[EXERCISE REQUIREMENTS] Filter the entries and keep only the lines where the string "JSON" appears.

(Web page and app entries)
=== Section Start ===

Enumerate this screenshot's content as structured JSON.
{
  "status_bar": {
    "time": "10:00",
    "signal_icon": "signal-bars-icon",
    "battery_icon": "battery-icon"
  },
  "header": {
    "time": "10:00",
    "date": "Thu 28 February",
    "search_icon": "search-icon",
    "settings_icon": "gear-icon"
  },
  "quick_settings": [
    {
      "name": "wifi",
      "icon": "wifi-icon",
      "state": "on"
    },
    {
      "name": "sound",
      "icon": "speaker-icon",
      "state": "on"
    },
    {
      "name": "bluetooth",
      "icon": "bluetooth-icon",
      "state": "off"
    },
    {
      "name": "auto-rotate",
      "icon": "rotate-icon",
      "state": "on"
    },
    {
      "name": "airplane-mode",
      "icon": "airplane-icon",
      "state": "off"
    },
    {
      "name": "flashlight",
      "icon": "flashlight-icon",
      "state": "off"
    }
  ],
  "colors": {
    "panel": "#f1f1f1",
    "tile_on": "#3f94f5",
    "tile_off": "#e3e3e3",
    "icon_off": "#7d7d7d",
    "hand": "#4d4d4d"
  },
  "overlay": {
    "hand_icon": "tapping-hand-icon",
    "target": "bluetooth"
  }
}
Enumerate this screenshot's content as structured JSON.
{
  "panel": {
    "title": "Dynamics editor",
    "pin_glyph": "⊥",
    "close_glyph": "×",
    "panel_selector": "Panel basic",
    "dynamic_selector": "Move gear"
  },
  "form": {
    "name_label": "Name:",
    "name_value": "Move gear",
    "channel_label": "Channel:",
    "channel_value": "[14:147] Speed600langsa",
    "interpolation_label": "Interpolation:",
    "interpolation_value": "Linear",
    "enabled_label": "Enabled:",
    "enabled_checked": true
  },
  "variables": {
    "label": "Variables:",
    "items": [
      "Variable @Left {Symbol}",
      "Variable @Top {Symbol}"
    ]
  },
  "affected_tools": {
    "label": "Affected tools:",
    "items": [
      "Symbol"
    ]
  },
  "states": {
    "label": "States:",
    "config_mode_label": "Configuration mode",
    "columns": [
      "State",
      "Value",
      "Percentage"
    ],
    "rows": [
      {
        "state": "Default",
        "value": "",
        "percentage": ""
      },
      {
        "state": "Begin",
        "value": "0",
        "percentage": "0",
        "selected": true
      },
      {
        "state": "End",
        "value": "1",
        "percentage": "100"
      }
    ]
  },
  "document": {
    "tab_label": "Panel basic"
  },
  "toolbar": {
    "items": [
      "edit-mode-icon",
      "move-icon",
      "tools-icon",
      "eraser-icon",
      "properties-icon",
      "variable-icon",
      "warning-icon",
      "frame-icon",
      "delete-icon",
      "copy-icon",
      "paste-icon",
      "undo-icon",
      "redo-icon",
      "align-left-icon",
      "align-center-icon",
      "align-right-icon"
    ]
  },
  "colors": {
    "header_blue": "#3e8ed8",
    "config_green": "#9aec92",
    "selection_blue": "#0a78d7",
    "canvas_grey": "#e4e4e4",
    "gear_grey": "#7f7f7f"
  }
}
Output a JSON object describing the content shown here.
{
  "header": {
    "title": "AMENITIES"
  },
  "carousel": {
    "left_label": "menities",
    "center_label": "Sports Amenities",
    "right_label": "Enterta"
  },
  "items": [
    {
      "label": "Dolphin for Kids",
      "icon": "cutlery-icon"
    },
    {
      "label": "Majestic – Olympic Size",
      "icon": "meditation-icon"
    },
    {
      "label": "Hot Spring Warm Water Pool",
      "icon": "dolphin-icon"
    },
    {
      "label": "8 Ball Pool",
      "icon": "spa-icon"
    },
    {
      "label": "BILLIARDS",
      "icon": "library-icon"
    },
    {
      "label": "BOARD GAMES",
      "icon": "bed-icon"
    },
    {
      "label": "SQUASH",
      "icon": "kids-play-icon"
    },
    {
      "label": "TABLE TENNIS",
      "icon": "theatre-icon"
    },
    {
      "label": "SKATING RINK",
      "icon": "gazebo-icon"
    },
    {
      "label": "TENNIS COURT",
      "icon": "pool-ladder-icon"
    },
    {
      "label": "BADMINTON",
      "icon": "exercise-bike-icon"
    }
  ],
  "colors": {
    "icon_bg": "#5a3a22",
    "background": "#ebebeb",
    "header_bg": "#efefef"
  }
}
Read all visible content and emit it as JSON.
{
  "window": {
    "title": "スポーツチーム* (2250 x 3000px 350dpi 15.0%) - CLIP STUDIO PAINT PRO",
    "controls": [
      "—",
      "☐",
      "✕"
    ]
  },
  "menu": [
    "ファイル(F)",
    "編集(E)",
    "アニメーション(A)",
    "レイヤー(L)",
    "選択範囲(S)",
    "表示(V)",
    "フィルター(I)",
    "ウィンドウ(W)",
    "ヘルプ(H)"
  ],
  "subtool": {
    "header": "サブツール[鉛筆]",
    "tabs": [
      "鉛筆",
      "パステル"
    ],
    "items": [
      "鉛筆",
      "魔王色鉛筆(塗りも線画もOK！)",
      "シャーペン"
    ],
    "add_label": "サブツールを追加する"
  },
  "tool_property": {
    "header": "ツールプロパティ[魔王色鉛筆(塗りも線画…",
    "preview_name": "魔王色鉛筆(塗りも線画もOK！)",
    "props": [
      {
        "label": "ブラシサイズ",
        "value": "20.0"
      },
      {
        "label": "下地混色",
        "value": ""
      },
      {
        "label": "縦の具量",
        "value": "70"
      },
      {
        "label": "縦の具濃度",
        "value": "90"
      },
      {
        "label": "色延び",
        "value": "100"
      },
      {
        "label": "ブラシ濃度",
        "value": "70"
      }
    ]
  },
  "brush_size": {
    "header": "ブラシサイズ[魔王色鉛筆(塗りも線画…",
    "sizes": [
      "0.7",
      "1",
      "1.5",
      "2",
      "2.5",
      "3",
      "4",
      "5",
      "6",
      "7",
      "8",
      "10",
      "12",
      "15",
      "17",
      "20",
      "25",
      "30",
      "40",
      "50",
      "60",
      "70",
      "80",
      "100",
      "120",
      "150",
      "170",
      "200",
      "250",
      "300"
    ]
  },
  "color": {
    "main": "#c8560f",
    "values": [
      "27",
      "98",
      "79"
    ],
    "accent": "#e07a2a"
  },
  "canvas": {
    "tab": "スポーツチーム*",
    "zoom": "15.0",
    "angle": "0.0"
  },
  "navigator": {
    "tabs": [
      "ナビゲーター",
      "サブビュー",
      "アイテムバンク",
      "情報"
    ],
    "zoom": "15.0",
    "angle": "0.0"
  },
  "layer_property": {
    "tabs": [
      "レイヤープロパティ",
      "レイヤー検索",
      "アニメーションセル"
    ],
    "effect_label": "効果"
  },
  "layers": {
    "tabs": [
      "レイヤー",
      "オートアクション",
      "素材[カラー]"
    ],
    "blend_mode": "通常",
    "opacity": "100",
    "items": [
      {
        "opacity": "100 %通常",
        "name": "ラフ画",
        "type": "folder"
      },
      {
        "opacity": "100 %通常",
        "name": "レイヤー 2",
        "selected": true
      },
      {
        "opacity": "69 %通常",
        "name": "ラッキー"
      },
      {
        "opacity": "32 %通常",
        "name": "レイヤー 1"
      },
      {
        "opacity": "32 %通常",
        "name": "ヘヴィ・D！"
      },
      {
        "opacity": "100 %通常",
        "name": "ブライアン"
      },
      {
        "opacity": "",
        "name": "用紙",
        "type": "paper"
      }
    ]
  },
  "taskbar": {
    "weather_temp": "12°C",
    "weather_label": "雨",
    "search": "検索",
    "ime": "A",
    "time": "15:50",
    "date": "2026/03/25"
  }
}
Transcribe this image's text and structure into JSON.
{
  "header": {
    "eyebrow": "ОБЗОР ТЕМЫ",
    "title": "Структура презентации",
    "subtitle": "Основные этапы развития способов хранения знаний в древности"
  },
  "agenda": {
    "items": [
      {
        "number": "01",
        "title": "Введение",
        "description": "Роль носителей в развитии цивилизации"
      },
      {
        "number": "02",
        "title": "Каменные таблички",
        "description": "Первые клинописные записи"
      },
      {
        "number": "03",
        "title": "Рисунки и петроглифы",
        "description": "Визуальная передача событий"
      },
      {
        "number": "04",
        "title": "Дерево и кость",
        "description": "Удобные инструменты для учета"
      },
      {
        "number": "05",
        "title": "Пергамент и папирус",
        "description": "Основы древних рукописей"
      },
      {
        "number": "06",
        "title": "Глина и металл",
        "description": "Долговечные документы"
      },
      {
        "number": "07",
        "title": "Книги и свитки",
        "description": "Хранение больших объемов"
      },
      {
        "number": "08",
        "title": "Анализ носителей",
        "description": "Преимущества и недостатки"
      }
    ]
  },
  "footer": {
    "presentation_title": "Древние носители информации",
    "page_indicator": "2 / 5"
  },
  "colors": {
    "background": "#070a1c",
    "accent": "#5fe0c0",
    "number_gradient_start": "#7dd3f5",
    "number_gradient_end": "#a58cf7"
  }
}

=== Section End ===

[OUTPUT FOR THIS TASK]
Enumerate this screenshot's content as structured JSON.
Enumerate this screenshot's content as structured JSON.
Output a JSON object describing the content shown here.
Read all visible content and emit it as JSON.
Transcribe this image's text and structure into JSON.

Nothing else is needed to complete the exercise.